    Otherwise, as Hazy suggests, some reserves run courses (or can arrange bespoke sessions. I've run a couple at Minsmere for example).
    If there's a particular issue giving you trouble, by all means raise it here and I'll add it to the GoA stable :-)


    Find me on Flickr / All about your camera - The Getting off Auto Index

  • There is a lot of good information in Whistling Joe's pages, well worth a look.

    As also mentioned, some reserves may have photography course details, check out your local colleges and community centres. The library may be a good place to start for those courses.

    Many major photographic retailers also offer course, at a charge and a quick check on two big names, they have courses for August 2020 and onward, Covid19 permitting.

    Possibly one of the best ways is just to go out and have a go, regularly visit a local reserve, you'll get to know many of the regulars and staff, many of whom will be volunteers, and pick up tips on the best times and locations on the reserve to get photos, and some will also share their tips and tricks with you.
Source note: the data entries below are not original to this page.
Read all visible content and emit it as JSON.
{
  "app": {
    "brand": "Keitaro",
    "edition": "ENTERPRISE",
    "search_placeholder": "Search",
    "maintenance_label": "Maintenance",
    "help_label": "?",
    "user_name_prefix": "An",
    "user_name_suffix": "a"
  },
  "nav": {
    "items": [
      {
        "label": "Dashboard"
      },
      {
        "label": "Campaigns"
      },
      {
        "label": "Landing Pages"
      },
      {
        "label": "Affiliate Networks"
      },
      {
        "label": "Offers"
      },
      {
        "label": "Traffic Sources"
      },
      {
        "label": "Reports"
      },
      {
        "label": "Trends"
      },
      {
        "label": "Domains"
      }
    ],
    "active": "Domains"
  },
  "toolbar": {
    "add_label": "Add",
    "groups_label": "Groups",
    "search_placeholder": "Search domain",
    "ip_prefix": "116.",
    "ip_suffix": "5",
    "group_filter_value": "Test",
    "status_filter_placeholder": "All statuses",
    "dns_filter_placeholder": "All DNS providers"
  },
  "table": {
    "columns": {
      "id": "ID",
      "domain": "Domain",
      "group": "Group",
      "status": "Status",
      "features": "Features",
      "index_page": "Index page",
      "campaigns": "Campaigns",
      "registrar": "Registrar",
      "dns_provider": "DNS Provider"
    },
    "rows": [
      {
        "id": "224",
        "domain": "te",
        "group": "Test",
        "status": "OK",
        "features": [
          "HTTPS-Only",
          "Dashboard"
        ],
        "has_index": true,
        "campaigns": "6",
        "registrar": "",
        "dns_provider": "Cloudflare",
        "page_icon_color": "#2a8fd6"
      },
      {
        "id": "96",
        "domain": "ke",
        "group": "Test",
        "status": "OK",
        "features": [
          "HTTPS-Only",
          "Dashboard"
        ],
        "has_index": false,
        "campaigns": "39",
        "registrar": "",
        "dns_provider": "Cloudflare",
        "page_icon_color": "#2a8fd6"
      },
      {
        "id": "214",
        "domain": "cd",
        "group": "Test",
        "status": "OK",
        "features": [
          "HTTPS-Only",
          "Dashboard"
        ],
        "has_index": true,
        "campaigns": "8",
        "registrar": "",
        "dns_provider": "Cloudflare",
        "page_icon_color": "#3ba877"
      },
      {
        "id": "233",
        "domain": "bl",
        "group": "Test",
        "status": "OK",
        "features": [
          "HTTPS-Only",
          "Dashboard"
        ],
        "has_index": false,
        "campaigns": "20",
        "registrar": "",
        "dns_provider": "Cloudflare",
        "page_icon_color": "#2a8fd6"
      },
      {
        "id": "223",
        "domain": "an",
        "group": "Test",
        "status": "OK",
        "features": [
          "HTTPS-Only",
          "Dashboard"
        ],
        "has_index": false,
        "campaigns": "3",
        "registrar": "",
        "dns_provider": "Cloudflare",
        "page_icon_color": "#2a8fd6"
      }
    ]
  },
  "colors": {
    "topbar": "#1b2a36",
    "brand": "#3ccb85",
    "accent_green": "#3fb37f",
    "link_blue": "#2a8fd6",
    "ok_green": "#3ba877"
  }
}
    To help you learning to set up the camera manually, there are a few who use Flickr to share their photos, and some of those show what camera settings they have used according to the light and type of image they want to capture. Those who use Flickr will have a link to their photos with their signature on each posting they make.

    Don't be put off by the fact your camera is an entry level DSLR, many still do use entry level and budget DSLR's, and likewise lenses. A lot is down to the photographer and getting the right moment.

    Whatever, enjoy what you do, you'll learn and the beauty with digital, each picture will tell you what the camera settings were, which will help you make an informed decision next time you try that tricky shot for the first time.

    PS, even the more experienced photographers don't always get it right, and are happy to share their moments, have a look at the thread: "Bad pics of fab wildlife - part 2!"


    Flickr Peak Rambler

  • Hi

    the RSPB host them at some reserves now and then :)

    There are a variety of books on Bird photography- I've never used one but my old buddy David Tipling wrote one


    For advice about Birding, Identification,field guides,  binoculars, scopes, tripods,  etc - put 'Birding Tips'   into the search box